Symptoms of a pinched nerve in your neck may or may not include neck pain. A true pinched nerve in your neck will cause pain, numbness, tingling, and/or weakness in your shoulder, arm, or hand.
You may also have neck pain, but the arm symptoms are what distinguishes a pinched nerve from just a joint dysfunction.
Most of the time pinched nerves in the neck come on gradually over time such as from degenerative disc disease.
You may only notice slight symptoms at first, but the longer the nerve stays pinched, the more severe the tingling becomes. You may even start to notice weakness in your had or start dropping things as symptoms get more severe.
The sooner you get treatment for a pinched nerve in your neck the better result you'll likely have. If you'd like to meet with one of our specialists to find out how we can help you, just tap the button below to request a Free Neck Pain Consultation.
Pinched Nerve In Neck Exercises
Exercises for a pinched nerve in your neck should focus on opening the spaces where the nerves come out of you spine.
If the neve is being pinched on one side of the neck, you want to tip your head to the opposite side.
If you have a pinched nerve on the left side of your neck, tip your head to the right to decompress the nerve.
Additionally, bringing your chin down toward your chest also opens the spaces where the nerves come out of your spine.
Keeping you chin tucked down as shown above allows you to keep your neck in a good position throughout the day.
Additionally, doing exercises with your chin down can help.
Read These Posts For Other Pinched Nerve In Neck Exercises
Is Traction Good For A Pinched Nerve In Your Neck?
Traction can be helpful for a pinched nerve in your neck. If you have degenerative disc disease or have otherwise lost space between your vertebrae, traction helps decompress the joints and nerves in your neck.
The relief is only temporary because once you stand back up, gravity starts pushing down on your head and neck and compressing the nerves again.
However, using an over-the-door neck traction unit at home is an inexpensive way to take the pressure off of pinched nerves in your neck and give you some relief.

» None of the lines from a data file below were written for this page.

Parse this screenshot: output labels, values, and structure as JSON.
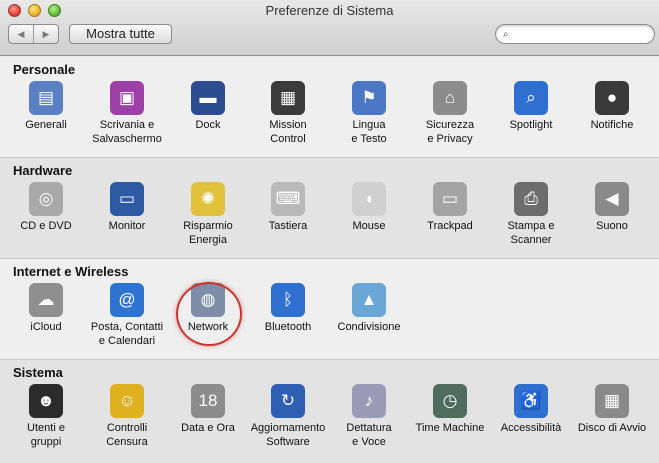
{
  "window": {
    "title": "Preferenze di Sistema"
  },
  "toolbar": {
    "back_icon": "◀",
    "forward_icon": "▶",
    "show_all_label": "Mostra tutte",
    "search_value": "",
    "search_placeholder": ""
  },
  "sections": {
    "personal": {
      "title": "Personale",
      "items": [
        {
          "label": "Generali",
          "icon": "general-icon",
          "glyph": "▤",
          "color": "#5a7fc2"
        },
        {
          "label": "Scrivania e\nSalvaschermo",
          "icon": "desktop-screensaver-icon",
          "glyph": "▣",
          "color": "#9c3fa6"
        },
        {
          "label": "Dock",
          "icon": "dock-icon",
          "glyph": "▬",
          "color": "#2c4d8f"
        },
        {
          "label": "Mission\nControl",
          "icon": "mission-control-icon",
          "glyph": "▦",
          "color": "#3b3b3b"
        },
        {
          "label": "Lingua\ne Testo",
          "icon": "language-text-icon",
          "glyph": "⚑",
          "color": "#4b77c4"
        },
        {
          "label": "Sicurezza\ne Privacy",
          "icon": "security-privacy-icon",
          "glyph": "⌂",
          "color": "#8c8c8c"
        },
        {
          "label": "Spotlight",
          "icon": "spotlight-icon",
          "glyph": "⌕",
          "color": "#2f6fd0"
        },
        {
          "label": "Notifiche",
          "icon": "notifications-icon",
          "glyph": "●",
          "color": "#3a3a3a"
        }
      ]
    },
    "hardware": {
      "title": "Hardware",
      "items": [
        {
          "label": "CD e DVD",
          "icon": "cd-dvd-icon",
          "glyph": "◎",
          "color": "#a9a9a9"
        },
        {
          "label": "Monitor",
          "icon": "monitor-icon",
          "glyph": "▭",
          "color": "#2e5aa3"
        },
        {
          "label": "Risparmio\nEnergia",
          "icon": "energy-saver-icon",
          "glyph": "✺",
          "color": "#e2c23b"
        },
        {
          "label": "Tastiera",
          "icon": "keyboard-icon",
          "glyph": "⌨",
          "color": "#b9b9b9"
        },
        {
          "label": "Mouse",
          "icon": "mouse-icon",
          "glyph": "◖",
          "color": "#d0d0d0"
        },
        {
          "label": "Trackpad",
          "icon": "trackpad-icon",
          "glyph": "▭",
          "color": "#a4a4a4"
        },
        {
          "label": "Stampa e\nScanner",
          "icon": "print-scan-icon",
          "glyph": "⎙",
          "color": "#6d6d6d"
        },
        {
          "label": "Suono",
          "icon": "sound-icon",
          "glyph": "◀",
          "color": "#8a8a8a"
        }
      ]
    },
    "internet": {
      "title": "Internet e Wireless",
      "items": [
        {
          "label": "iCloud",
          "icon": "icloud-icon",
          "glyph": "☁",
          "color": "#8f8f8f"
        },
        {
          "label": "Posta, Contatti\ne Calendari",
          "icon": "mail-contacts-calendars-icon",
          "glyph": "@",
          "color": "#2f73d1"
        },
        {
          "label": "Network",
          "icon": "network-icon",
          "glyph": "◍",
          "color": "#7e8ea8"
        },
        {
          "label": "Bluetooth",
          "icon": "bluetooth-icon",
          "glyph": "ᛒ",
          "color": "#2f6fd0"
        },
        {
          "label": "Condivisione",
          "icon": "sharing-icon",
          "glyph": "▲",
          "color": "#6aa6d6"
        }
      ]
    },
    "system": {
      "title": "Sistema",
      "items": [
        {
          "label": "Utenti e\ngruppi",
          "icon": "users-groups-icon",
          "glyph": "☻",
          "color": "#2b2b2b"
        },
        {
          "label": "Controlli\nCensura",
          "icon": "parental-controls-icon",
          "glyph": "☺",
          "color": "#e0b11f"
        },
        {
          "label": "Data e Ora",
          "icon": "date-time-icon",
          "glyph": "18",
          "color": "#8c8c8c"
        },
        {
          "label": "Aggiornamento\nSoftware",
          "icon": "software-update-icon",
          "glyph": "↻",
          "color": "#2f5fb0"
        },
        {
          "label": "Dettatura\ne Voce",
          "icon": "dictation-speech-icon",
          "glyph": "♪",
          "color": "#9b9bb8"
        },
        {
          "label": "Time Machine",
          "icon": "time-machine-icon",
          "glyph": "◷",
          "color": "#4f6d5d"
        },
        {
          "label": "Accessibilità",
          "icon": "accessibility-icon",
          "glyph": "♿",
          "color": "#2f6fd0"
        },
        {
          "label": "Disco di Avvio",
          "icon": "startup-disk-icon",
          "glyph": "▦",
          "color": "#8a8a8a"
        }
      ]
    }
  }
}
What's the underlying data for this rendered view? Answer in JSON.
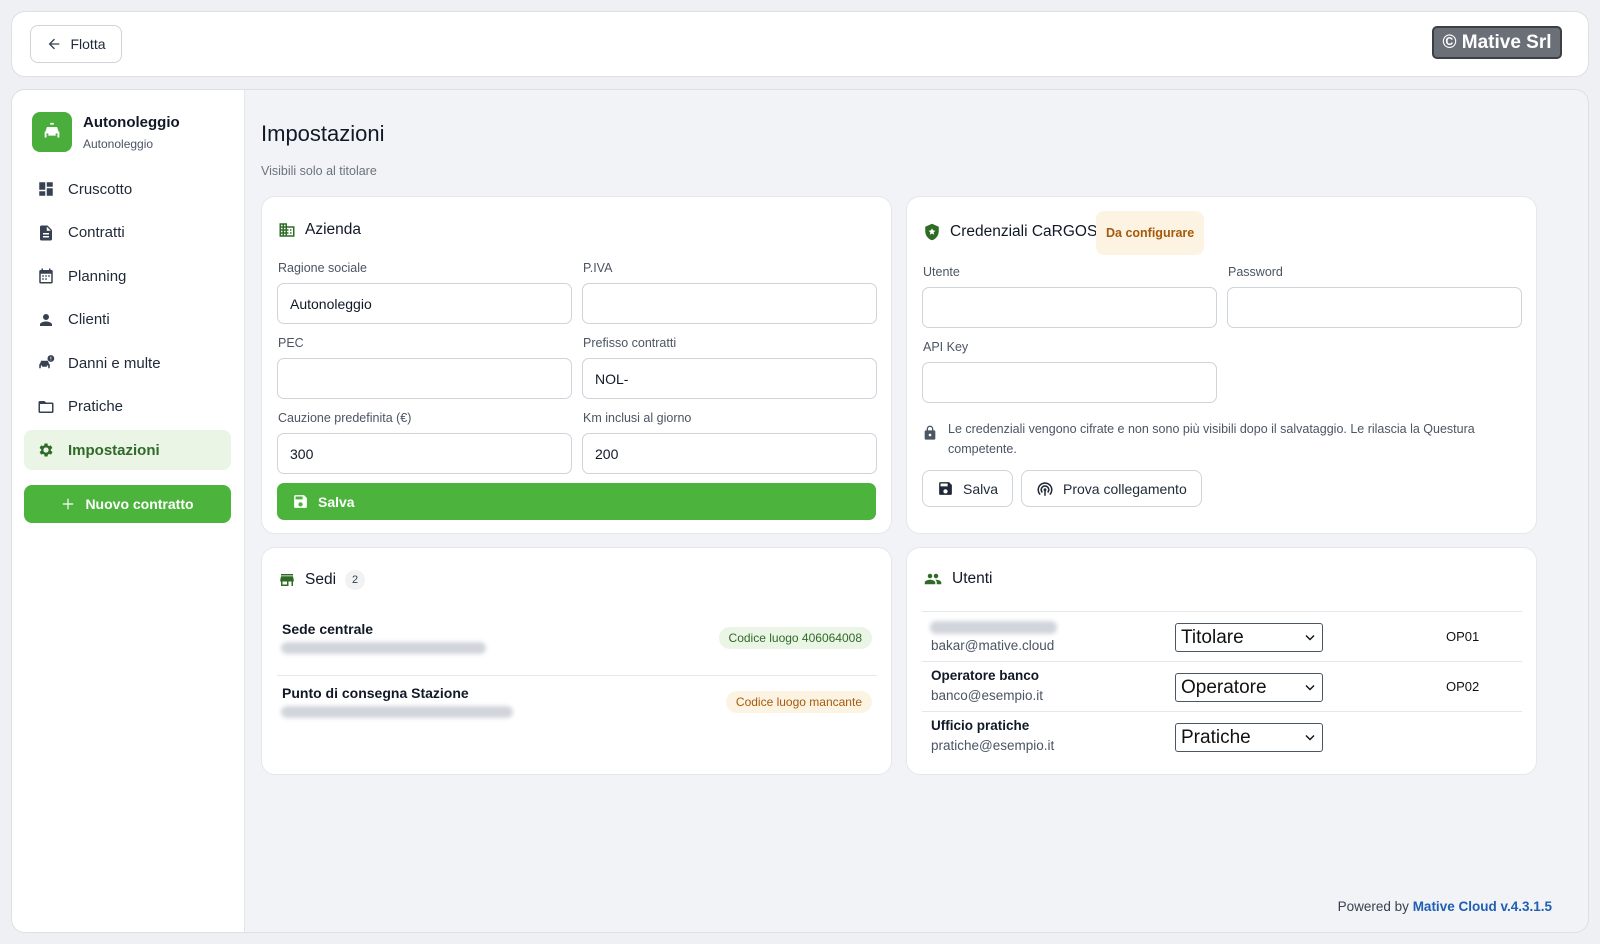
{
  "topbar": {
    "back_label": "Flotta",
    "brand_badge": "© Mative Srl"
  },
  "sidebar": {
    "brand_name": "Autonoleggio",
    "brand_sub": "Autonoleggio",
    "items": [
      {
        "label": "Cruscotto",
        "icon": "dashboard-icon"
      },
      {
        "label": "Contratti",
        "icon": "document-icon"
      },
      {
        "label": "Planning",
        "icon": "calendar-icon"
      },
      {
        "label": "Clienti",
        "icon": "person-icon"
      },
      {
        "label": "Danni e multe",
        "icon": "car-warning-icon"
      },
      {
        "label": "Pratiche",
        "icon": "folder-icon"
      },
      {
        "label": "Impostazioni",
        "icon": "gear-icon",
        "active": true
      }
    ],
    "new_contract_label": "Nuovo contratto"
  },
  "page": {
    "title": "Impostazioni",
    "subtitle": "Visibili solo al titolare"
  },
  "azienda": {
    "title": "Azienda",
    "fields": {
      "ragione_label": "Ragione sociale",
      "ragione_value": "Autonoleggio",
      "piva_label": "P.IVA",
      "piva_value": "",
      "pec_label": "PEC",
      "pec_value": "",
      "prefisso_label": "Prefisso contratti",
      "prefisso_value": "NOL-",
      "cauzione_label": "Cauzione predefinita (€)",
      "cauzione_value": "300",
      "km_label": "Km inclusi al giorno",
      "km_value": "200"
    },
    "save_label": "Salva"
  },
  "cargos": {
    "title": "Credenziali CaRGOS",
    "status_badge": "Da configurare",
    "utente_label": "Utente",
    "utente_value": "",
    "password_label": "Password",
    "password_value": "",
    "apikey_label": "API Key",
    "apikey_value": "",
    "note": "Le credenziali vengono cifrate e non sono più visibili dopo il salvataggio. Le rilascia la Questura competente.",
    "save_label": "Salva",
    "test_label": "Prova collegamento"
  },
  "sedi": {
    "title": "Sedi",
    "count": "2",
    "items": [
      {
        "name": "Sede centrale",
        "badge": "Codice luogo 406064008",
        "status": "ok"
      },
      {
        "name": "Punto di consegna Stazione",
        "badge": "Codice luogo mancante",
        "status": "missing"
      }
    ]
  },
  "utenti": {
    "title": "Utenti",
    "rows": [
      {
        "name": "",
        "email": "bakar@mative.cloud",
        "role": "Titolare",
        "code": "OP01"
      },
      {
        "name": "Operatore banco",
        "email": "banco@esempio.it",
        "role": "Operatore",
        "code": "OP02"
      },
      {
        "name": "Ufficio pratiche",
        "email": "pratiche@esempio.it",
        "role": "Pratiche",
        "code": ""
      }
    ]
  },
  "footer": {
    "prefix": "Powered by",
    "version": "Mative Cloud v.4.3.1.5"
  },
  "colors": {
    "accent": "#4cb43c",
    "active_bg": "#eaf5e6",
    "warn_bg": "#fdf3e3",
    "warn_text": "#a45a0b",
    "link": "#1f5fb4"
  }
}
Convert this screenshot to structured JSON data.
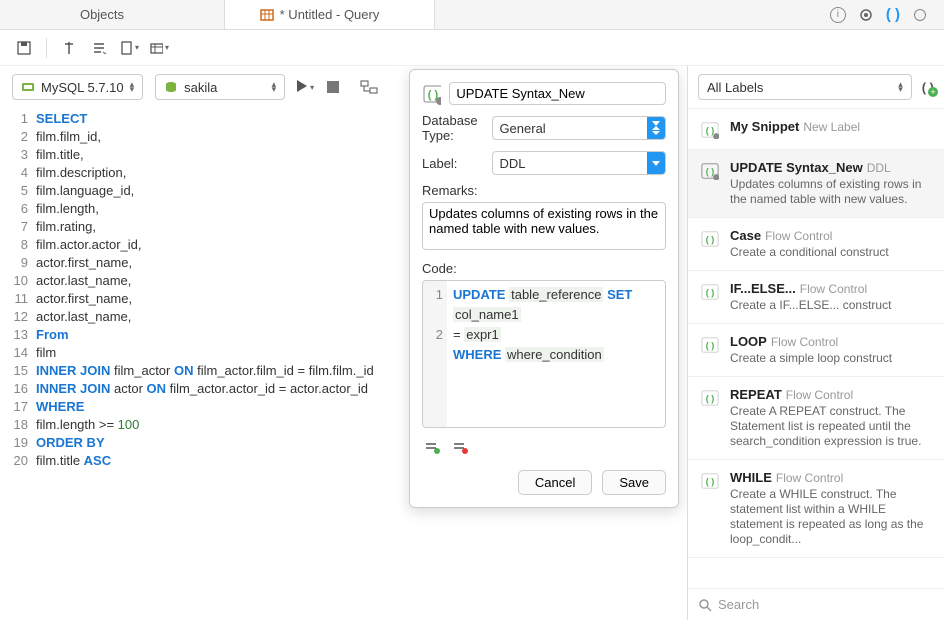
{
  "tabs": {
    "objects": "Objects",
    "query": "* Untitled - Query"
  },
  "connection": {
    "server": "MySQL 5.7.10",
    "database": "sakila"
  },
  "right": {
    "filter": "All Labels",
    "search_placeholder": "Search",
    "items": [
      {
        "title": "My Snippet",
        "tag": "New Label",
        "desc": ""
      },
      {
        "title": "UPDATE Syntax_New",
        "tag": "DDL",
        "desc": "Updates columns of existing rows in the named table with new values."
      },
      {
        "title": "Case",
        "tag": "Flow Control",
        "desc": "Create a conditional construct"
      },
      {
        "title": "IF...ELSE...",
        "tag": "Flow Control",
        "desc": "Create a IF...ELSE... construct"
      },
      {
        "title": "LOOP",
        "tag": "Flow Control",
        "desc": "Create a simple loop construct"
      },
      {
        "title": "REPEAT",
        "tag": "Flow Control",
        "desc": "Create A REPEAT construct. The Statement list is repeated until the search_condition expression is true."
      },
      {
        "title": "WHILE",
        "tag": "Flow Control",
        "desc": "Create a WHILE construct. The statement list within a WHILE statement is repeated as long as the loop_condit..."
      }
    ]
  },
  "panel": {
    "name": "UPDATE Syntax_New",
    "dbtype_label": "Database Type:",
    "dbtype_value": "General",
    "label_label": "Label:",
    "label_value": "DDL",
    "remarks_label": "Remarks:",
    "remarks_value": "Updates columns of existing rows in the named table with new values.",
    "code_label": "Code:",
    "cancel": "Cancel",
    "save": "Save",
    "code_lines": {
      "l1a": "UPDATE",
      "l1b": "table_reference",
      "l1c": "SET",
      "l1d": "col_name1",
      "l2a": "=",
      "l2b": "expr1",
      "l3a": "WHERE",
      "l3b": "where_condition"
    }
  },
  "sql": {
    "l1": "SELECT",
    "l2": "film.film_id,",
    "l3": "film.title,",
    "l4": "film.description,",
    "l5": "film.language_id,",
    "l6": "film.length,",
    "l7": "film.rating,",
    "l8": "film.actor.actor_id,",
    "l9": "actor.first_name,",
    "l10": "actor.last_name,",
    "l11": "actor.first_name,",
    "l12": "actor.last_name,",
    "l13": "From",
    "l14": "film",
    "l15a": "INNER JOIN",
    "l15b": " film_actor ",
    "l15c": "ON",
    "l15d": " film_actor.film_id = film.film._id",
    "l16a": "INNER JOIN",
    "l16b": " actor ",
    "l16c": "ON",
    "l16d": " film_actor.actor_id = actor.actor_id",
    "l17": "WHERE",
    "l18a": "film.length >= ",
    "l18b": "100",
    "l19": "ORDER BY",
    "l20a": "film.title ",
    "l20b": "ASC"
  }
}
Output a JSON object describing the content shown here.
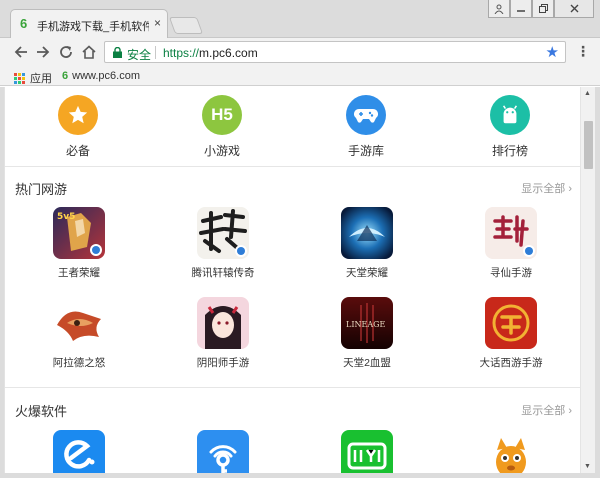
{
  "browser": {
    "tab_title": "手机游戏下载_手机软件",
    "tab_favicon": "6",
    "close_glyph": "×",
    "url_scheme": "https://",
    "url_host": "m.pc6.com",
    "secure_label": "安全",
    "bookmarks": [
      {
        "label": "应用",
        "icon": "apps-grid-icon"
      },
      {
        "label": "www.pc6.com",
        "favicon": "6"
      }
    ]
  },
  "colors": {
    "accent_orange": "#f5a623",
    "accent_green": "#8dc63f",
    "accent_blue": "#2f8ee8",
    "accent_teal": "#1cbfa6",
    "secure_green": "#0b8043"
  },
  "categories": [
    {
      "label": "必备",
      "icon": "star-icon",
      "text": "★"
    },
    {
      "label": "小游戏",
      "icon": "h5-icon",
      "text": "H5"
    },
    {
      "label": "手游库",
      "icon": "gamepad-icon",
      "text": ""
    },
    {
      "label": "排行榜",
      "icon": "android-icon",
      "text": ""
    }
  ],
  "hot_games": {
    "title": "热门网游",
    "more": "显示全部",
    "chevron": "›",
    "items": [
      {
        "name": "王者荣耀",
        "icon": "kings-glory-icon"
      },
      {
        "name": "腾讯轩辕传奇",
        "icon": "xuanyuan-icon"
      },
      {
        "name": "天堂荣耀",
        "icon": "tiantang-glory-icon"
      },
      {
        "name": "寻仙手游",
        "icon": "xunxian-icon"
      },
      {
        "name": "阿拉德之怒",
        "icon": "alade-icon"
      },
      {
        "name": "阴阳师手游",
        "icon": "onmyoji-icon"
      },
      {
        "name": "天堂2血盟",
        "icon": "lineage2-icon"
      },
      {
        "name": "大话西游手游",
        "icon": "dahua-xiyou-icon"
      }
    ]
  },
  "hot_software": {
    "title": "火爆软件",
    "more": "显示全部",
    "chevron": "›"
  }
}
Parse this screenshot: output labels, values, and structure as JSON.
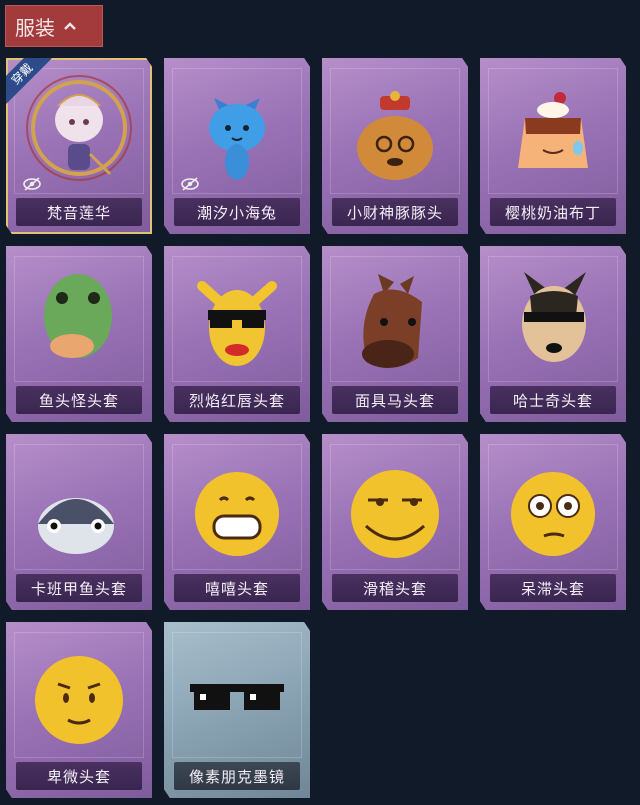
{
  "header": {
    "title": "服装",
    "icon": "chevron-up-icon"
  },
  "badges": {
    "equipped": "穿戴"
  },
  "items": [
    {
      "name": "梵音莲华",
      "equipped": true,
      "hidden_icon": true
    },
    {
      "name": "潮汐小海兔",
      "hidden_icon": true
    },
    {
      "name": "小财神豚豚头"
    },
    {
      "name": "樱桃奶油布丁"
    },
    {
      "name": "鱼头怪头套"
    },
    {
      "name": "烈焰红唇头套"
    },
    {
      "name": "面具马头套"
    },
    {
      "name": "哈士奇头套"
    },
    {
      "name": "卡班甲鱼头套"
    },
    {
      "name": "嘻嘻头套"
    },
    {
      "name": "滑稽头套"
    },
    {
      "name": "呆滞头套"
    },
    {
      "name": "卑微头套"
    },
    {
      "name": "像素朋克墨镜"
    }
  ]
}
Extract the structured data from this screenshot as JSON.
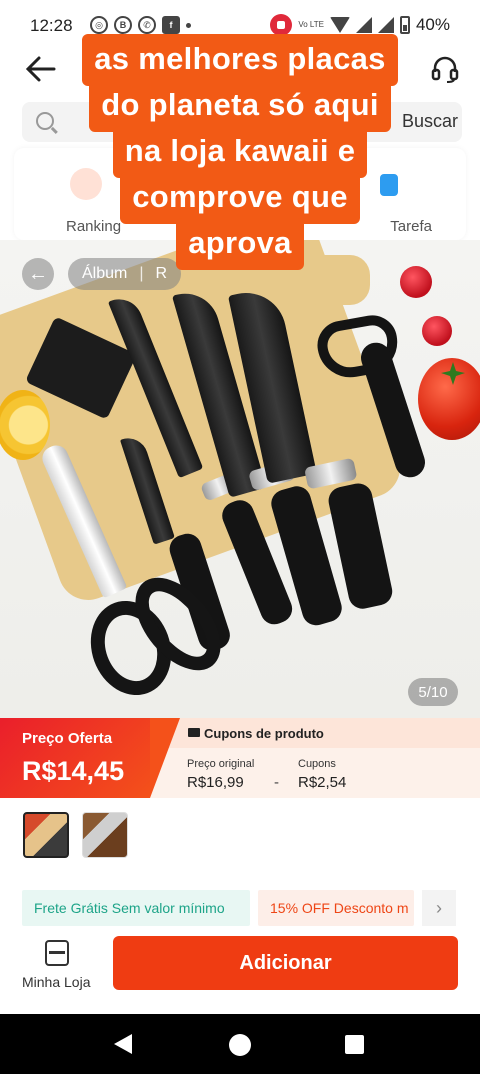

Again, it's not a long-term fix, but because you own you can use it as often as you need it.
Pulled or Overstretched Nerve In Neck
This is basically the opposite of a pinched nerve in your neck. Instead of being compressed, the nerve root and brachial plexus are overstreched.
This can happen acutely from an injury like a "stinger" in football or a car accident.
It can also happen over time if you have one shoulder that is lower than the other. This often happens on the dominant side because people tend to use their dominant arm more. Therefore, there's more downward pull on that shoulder over time.
If you have this type of a problem, stretching the nerve isn't a good idea.
Instead, doing exercises that involve lifting your shoulders and raising your arms overhead are a better choice.
Additionally it's important to make sure to get good arm support during the day so that the weight of your shoulders and arms aren't pulling down on your neck all day.
Need Help For A Pinched Nerve In Your Neck?
Request an appointment with one of our specialists to find out how we can help.